» **Task objective**:
The result should be every line of the listing that holds the word "Panorama".

= = = = =

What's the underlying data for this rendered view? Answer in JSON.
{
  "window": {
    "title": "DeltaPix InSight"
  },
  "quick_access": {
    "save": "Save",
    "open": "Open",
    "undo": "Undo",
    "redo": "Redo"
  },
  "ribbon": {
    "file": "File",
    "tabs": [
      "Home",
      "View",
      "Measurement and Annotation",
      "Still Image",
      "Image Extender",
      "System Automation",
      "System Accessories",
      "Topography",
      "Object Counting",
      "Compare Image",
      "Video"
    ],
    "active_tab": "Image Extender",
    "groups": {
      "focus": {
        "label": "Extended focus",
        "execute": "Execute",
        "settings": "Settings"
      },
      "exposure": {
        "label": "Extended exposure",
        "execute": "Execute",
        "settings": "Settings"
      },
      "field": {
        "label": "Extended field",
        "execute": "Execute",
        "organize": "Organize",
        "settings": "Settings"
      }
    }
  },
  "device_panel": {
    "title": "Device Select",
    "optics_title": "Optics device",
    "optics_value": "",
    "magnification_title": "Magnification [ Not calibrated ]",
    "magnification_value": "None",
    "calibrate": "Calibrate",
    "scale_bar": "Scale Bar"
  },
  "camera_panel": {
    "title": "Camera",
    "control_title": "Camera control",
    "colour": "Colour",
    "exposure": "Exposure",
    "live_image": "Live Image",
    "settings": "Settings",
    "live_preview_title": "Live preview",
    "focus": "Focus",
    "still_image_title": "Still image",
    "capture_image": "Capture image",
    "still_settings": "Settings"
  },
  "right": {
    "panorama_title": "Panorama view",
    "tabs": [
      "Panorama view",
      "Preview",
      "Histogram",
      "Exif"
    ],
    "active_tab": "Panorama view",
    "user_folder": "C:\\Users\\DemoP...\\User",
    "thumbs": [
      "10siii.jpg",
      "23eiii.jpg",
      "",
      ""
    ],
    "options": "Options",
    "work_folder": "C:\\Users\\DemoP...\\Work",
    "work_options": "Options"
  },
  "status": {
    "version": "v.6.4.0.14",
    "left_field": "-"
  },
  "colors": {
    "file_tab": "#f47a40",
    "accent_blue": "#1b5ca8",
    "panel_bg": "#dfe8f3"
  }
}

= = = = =

» **Reply**:
    "panorama_title": "Panorama view",
      "Panorama view",
    "active_tab": "Panorama view",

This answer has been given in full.